Cruel irony would rear its head once again, since Poland and Yugoslavia, spin-offs from large multi-ethnic empires would be left with significant minority populations of their own. The resurrected nation of Poland would be roughly two-thirds Polish with sizable numbers of Germans, Ukrainians and Lithuanians. Meanwhile, newly created Yugoslavia would begin life as a Serb-dominated kingdom of Croats, Slovenes, Bosnian Muslims, Macedonians, Kosovo Albanians and Montenegrins as well as home to fairly large communities of ethnic Germans and Hungarians. In effect both countries become mini empires of their own. Even smaller nations like Czechoslovakia would face challenges with its Sudetenland Germans as would Romania after absorbing the former Hungarian province of Transylvania. Ethnic solidarity frequently clashed with national will as all sides saw their actions justified according to newly proclaimed rubric of National Self-Determination, as proclaimed in American President and statesman Woodrow Wilson’s 14 Points.

World War I was a knock-out blow not only to Europe’s land-based empires but also its traditional political structures. Russia’s absolute monarchy and the shaky provisional government that followed was replaced by Communist dictatorship, inspiring the establishment of short-lived Red regimes in Hungary and Bavaria, insurrection in Germany and bloody civil war in Finland. (And even a bloodier and more extensive civil war in Russia.) The leaders of Italy’s constitutional monarchy, unable to placate the masses in the wake of the county’s “mutilated victory” opened the door to Fascism. Elsewhere in Europe, military coups toppled both monarchs and elected leaders, especially in newly established countries. Lastly, in Germany far-right hooligans, (many of them anti-Semites) and bitter war veterans angry the war was lost not by the military but the nation’s Weimar leaders rioted and seethed. Over the next dozen years this nationwide rage coalesced into the Nazi Party, with disastrous results not only for Germany but the entire world.

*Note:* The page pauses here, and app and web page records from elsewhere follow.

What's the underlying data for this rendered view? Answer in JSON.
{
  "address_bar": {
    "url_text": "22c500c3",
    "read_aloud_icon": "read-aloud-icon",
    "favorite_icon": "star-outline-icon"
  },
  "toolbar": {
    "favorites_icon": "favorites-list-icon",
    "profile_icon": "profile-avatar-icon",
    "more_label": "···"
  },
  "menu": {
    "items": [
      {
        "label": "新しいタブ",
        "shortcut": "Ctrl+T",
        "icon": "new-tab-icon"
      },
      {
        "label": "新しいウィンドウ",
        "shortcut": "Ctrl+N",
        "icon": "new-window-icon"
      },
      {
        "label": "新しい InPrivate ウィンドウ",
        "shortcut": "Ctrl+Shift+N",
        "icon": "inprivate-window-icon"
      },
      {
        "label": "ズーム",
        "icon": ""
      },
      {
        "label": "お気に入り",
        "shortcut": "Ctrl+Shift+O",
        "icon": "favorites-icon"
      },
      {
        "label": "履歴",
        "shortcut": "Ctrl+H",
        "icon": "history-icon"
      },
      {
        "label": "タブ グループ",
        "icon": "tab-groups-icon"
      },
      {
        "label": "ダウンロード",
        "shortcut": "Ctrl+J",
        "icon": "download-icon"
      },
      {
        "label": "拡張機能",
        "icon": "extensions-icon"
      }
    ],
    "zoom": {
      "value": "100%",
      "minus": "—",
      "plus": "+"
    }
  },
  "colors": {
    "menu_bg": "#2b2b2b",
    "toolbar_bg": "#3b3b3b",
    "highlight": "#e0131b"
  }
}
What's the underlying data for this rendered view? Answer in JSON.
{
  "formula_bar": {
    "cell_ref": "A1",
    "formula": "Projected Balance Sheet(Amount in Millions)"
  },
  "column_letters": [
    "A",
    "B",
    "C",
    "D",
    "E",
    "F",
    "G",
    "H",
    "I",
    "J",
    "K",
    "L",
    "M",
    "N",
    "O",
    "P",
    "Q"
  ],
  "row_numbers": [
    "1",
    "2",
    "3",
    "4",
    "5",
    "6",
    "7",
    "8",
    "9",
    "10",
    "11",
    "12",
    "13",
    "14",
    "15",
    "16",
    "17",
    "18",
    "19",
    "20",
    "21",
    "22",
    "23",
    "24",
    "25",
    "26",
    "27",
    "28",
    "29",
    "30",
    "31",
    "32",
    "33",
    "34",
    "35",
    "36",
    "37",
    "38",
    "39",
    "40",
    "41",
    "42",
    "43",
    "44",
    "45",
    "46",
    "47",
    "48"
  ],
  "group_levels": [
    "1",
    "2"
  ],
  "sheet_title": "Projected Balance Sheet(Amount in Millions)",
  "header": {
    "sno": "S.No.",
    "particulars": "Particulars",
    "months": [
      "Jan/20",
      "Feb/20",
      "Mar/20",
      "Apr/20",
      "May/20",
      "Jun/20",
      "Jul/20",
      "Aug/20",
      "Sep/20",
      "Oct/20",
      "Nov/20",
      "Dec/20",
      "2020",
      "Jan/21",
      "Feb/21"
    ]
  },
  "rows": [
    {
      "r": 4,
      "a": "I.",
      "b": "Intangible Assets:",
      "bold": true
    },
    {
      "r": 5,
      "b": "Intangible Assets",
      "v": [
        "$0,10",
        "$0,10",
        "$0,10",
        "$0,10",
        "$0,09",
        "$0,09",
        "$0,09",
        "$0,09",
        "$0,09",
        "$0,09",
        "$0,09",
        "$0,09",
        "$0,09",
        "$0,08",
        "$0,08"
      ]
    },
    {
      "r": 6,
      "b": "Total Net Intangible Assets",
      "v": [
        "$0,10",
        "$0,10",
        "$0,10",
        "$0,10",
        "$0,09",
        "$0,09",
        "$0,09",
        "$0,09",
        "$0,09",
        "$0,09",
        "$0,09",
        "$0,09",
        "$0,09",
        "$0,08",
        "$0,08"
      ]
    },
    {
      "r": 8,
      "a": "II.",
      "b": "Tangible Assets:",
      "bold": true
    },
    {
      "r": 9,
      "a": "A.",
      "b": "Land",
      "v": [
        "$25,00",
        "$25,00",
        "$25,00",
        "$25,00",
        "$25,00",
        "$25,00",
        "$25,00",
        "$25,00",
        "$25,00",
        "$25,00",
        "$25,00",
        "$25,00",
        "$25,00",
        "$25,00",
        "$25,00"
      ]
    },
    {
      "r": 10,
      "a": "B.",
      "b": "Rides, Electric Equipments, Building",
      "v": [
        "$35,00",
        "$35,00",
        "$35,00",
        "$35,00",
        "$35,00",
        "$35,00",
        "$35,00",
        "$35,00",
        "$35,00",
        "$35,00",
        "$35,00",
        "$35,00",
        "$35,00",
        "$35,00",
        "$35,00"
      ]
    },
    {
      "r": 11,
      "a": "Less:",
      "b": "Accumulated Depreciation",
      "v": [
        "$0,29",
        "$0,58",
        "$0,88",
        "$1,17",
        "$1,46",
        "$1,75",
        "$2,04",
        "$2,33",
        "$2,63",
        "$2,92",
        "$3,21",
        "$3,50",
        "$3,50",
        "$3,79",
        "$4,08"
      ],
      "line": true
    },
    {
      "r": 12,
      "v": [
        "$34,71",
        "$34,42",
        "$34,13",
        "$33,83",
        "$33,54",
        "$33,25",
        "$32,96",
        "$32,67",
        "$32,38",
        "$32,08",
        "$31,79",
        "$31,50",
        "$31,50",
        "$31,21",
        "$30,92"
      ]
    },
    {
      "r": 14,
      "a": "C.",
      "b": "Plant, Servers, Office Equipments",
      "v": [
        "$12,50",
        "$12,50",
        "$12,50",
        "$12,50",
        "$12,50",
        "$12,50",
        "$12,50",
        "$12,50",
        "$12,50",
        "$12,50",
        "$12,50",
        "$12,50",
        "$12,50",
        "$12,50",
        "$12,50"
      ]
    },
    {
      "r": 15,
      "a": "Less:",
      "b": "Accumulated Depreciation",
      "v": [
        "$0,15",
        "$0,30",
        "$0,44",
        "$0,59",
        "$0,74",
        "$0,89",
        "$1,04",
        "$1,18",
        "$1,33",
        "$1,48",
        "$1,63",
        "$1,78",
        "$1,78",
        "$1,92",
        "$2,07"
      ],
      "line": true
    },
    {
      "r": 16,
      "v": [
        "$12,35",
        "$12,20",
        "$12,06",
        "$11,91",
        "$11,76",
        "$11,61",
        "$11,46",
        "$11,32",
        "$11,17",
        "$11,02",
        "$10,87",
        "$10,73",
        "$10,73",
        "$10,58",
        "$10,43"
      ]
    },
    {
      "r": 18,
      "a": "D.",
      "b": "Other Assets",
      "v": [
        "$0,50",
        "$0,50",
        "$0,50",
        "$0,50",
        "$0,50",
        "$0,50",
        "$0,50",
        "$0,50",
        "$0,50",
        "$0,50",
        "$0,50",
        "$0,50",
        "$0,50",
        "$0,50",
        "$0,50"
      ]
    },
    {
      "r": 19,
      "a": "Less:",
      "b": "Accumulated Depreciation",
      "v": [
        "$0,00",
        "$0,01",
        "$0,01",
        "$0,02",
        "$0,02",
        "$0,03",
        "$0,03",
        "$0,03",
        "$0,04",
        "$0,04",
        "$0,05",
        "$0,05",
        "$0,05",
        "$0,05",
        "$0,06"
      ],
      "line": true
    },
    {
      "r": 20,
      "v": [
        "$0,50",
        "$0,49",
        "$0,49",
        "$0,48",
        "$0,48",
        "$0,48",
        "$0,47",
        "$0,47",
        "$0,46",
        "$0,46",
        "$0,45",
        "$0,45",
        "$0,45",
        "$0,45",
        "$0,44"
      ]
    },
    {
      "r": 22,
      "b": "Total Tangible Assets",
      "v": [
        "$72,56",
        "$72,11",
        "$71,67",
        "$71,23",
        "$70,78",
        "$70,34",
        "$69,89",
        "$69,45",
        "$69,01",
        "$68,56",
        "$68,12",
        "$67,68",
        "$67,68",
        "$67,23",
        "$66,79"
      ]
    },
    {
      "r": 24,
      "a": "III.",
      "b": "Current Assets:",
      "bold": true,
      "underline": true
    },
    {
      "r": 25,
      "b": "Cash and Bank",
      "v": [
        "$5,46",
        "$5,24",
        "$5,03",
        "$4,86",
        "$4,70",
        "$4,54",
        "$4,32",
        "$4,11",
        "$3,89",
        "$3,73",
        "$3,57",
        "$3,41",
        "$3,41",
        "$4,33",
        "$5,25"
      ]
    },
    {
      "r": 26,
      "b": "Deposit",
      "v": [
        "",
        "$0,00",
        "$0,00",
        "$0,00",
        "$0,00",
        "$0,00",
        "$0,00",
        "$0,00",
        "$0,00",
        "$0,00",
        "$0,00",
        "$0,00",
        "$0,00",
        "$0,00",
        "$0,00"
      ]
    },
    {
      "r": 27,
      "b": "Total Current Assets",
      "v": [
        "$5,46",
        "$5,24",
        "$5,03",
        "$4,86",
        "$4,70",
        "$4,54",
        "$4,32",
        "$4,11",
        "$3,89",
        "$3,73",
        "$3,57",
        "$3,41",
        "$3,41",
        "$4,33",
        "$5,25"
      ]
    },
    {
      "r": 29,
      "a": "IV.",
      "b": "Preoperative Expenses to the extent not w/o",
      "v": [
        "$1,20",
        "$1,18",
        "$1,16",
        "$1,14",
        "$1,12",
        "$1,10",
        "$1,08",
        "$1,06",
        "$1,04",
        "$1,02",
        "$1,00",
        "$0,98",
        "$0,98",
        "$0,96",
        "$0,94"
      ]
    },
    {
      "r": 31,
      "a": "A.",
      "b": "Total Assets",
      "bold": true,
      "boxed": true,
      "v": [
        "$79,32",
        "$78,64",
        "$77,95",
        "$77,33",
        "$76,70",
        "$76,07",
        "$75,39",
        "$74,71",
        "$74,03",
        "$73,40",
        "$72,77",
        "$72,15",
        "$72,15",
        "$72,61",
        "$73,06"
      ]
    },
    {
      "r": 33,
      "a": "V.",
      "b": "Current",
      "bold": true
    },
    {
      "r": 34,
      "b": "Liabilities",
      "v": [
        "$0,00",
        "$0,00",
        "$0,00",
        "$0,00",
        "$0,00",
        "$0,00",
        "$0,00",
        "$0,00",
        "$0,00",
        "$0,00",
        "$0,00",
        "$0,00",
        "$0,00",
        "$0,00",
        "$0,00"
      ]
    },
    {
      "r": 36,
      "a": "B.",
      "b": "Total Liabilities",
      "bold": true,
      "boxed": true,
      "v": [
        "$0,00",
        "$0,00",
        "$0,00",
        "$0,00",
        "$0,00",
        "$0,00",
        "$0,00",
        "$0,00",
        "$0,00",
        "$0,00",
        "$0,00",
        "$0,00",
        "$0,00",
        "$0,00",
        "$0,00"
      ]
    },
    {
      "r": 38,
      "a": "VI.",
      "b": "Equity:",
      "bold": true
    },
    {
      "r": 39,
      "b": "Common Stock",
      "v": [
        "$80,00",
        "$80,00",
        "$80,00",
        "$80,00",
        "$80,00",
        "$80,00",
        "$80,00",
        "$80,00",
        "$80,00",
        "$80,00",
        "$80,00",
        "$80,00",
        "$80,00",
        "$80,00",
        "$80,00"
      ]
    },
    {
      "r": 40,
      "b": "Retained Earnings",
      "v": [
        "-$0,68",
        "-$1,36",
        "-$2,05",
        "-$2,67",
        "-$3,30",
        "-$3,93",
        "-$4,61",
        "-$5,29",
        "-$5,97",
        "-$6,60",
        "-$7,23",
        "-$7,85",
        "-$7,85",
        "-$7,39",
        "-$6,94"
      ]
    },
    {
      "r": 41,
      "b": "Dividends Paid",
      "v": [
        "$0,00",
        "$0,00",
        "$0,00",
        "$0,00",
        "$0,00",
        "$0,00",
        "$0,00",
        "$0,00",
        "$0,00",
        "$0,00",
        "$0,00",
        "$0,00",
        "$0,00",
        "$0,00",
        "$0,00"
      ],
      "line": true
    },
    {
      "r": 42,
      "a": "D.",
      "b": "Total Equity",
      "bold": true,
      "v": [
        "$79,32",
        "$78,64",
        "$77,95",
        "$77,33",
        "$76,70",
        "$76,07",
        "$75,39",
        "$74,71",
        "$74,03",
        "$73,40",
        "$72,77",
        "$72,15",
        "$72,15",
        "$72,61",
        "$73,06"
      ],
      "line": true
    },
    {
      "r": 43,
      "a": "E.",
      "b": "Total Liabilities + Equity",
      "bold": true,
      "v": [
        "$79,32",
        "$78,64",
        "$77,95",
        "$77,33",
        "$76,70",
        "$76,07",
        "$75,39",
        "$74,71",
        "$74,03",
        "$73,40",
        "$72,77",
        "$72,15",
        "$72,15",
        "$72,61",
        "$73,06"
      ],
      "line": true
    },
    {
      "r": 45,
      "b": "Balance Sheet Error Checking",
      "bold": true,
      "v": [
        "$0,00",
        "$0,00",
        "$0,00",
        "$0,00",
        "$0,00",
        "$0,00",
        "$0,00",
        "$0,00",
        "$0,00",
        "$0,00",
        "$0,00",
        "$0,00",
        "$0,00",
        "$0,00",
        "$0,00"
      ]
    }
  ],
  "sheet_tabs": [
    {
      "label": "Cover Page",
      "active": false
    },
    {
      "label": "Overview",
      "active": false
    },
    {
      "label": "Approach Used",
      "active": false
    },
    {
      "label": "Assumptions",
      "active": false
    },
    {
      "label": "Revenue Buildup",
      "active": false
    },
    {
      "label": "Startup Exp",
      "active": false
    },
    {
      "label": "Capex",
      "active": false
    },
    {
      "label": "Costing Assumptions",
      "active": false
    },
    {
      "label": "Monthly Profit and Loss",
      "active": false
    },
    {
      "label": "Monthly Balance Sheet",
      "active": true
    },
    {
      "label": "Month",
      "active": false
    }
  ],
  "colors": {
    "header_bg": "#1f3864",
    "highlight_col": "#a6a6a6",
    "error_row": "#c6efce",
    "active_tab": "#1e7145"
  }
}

The Vanquished an outstanding book, wonderfully complimenting other excellent history books like The Sleepwalkers, October, Paris 1919 and Savage Continent. Please consider The Vanquished highly recommended.